Difference Between Pennsylvania Supplemental Security Income (SSI) and Social Security Disability Insurance (SSDI)?
A frequent question the Pennsylvania Social Security attorneys of Lowenthal & Abrams are asked involves Supplemental Security Income, often called SSI, and Social Security Disability, normally referred to as SSD or SSDI (Social Security Disability Insurance.) Essentially, they come down to how much you have worked in your life.
Did you Work Enough? Look to SSDI
In order to obtain SSDI in Pennsylvania, you need to have worked a certain amount of time and paid money in to the Social Security system.

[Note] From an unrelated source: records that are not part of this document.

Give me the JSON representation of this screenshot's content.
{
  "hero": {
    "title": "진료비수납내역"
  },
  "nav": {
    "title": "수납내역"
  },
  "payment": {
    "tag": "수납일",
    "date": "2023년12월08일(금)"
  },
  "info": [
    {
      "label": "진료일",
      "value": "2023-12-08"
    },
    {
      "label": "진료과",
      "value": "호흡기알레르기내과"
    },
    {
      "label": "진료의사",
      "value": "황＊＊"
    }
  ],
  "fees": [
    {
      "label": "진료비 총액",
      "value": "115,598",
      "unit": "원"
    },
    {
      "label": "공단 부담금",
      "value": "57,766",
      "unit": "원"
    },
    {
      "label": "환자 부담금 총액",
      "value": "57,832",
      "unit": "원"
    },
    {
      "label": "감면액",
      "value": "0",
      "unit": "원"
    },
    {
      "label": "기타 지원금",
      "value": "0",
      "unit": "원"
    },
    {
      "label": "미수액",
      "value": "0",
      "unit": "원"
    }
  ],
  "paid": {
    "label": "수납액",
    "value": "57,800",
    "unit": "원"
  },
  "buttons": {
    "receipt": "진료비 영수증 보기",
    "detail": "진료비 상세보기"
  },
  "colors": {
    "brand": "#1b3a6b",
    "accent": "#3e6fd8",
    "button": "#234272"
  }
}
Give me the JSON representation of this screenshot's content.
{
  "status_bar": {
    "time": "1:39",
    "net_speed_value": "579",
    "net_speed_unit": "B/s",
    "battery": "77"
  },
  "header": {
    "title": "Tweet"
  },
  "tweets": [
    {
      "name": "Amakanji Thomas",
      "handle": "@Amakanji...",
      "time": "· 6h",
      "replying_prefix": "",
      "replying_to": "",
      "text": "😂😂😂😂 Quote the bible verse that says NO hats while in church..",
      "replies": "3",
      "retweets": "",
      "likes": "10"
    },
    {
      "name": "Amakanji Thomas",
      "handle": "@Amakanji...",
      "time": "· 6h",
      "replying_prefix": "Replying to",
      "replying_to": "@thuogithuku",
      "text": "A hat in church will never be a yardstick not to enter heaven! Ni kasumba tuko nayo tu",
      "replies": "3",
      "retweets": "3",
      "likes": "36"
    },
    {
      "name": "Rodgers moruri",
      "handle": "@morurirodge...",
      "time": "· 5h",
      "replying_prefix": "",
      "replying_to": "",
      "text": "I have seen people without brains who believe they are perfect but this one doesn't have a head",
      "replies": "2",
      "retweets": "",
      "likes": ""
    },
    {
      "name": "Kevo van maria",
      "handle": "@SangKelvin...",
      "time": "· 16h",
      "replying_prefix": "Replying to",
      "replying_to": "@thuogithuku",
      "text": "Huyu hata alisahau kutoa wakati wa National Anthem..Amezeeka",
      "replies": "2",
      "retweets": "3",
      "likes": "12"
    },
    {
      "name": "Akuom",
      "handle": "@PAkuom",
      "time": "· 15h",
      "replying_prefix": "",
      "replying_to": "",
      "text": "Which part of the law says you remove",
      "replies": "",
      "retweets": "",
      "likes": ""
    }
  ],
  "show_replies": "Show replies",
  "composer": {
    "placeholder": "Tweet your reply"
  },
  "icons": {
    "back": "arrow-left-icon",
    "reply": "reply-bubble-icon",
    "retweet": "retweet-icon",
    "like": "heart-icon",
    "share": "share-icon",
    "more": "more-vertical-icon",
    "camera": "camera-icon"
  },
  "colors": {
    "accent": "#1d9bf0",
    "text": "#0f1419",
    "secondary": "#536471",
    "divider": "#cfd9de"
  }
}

The Social Security Administration provides a chart detailing how much you need to have worked, which varies based upon your age. The system is based on credits. Credits are “based on your total wages and self-employment during any given year.” You can earn a maximum of four credits per year. The amount of earnings required for a credit varies from year-to-year.
Generally you need 40 credits, 20 of which were earned in the past 10 years. If you are too young to have worked this much, that doesn’t mean you are ineligible for SSDI. The requirements actually vary by age. As a result, if you are under 42, you need only to have earned 20 credits.
Not Enough Credits? Look to SSI
If you didn’t work enough to obtain the appropriate amount of credits, you will need to find out if you meet the Pennsylvania financial requirements to be eligible for SSI. The purpose of SSI is to help people who have “limited income and financial resources.” Those requirements are quite strict. Currently, you must have financial resources under $2,000 ($3,000 for a couple.) Second, you must meet specific income requirements. The requirements vary by year and by state, so social security income requirements in Pennsylvania are different from income requirements in California.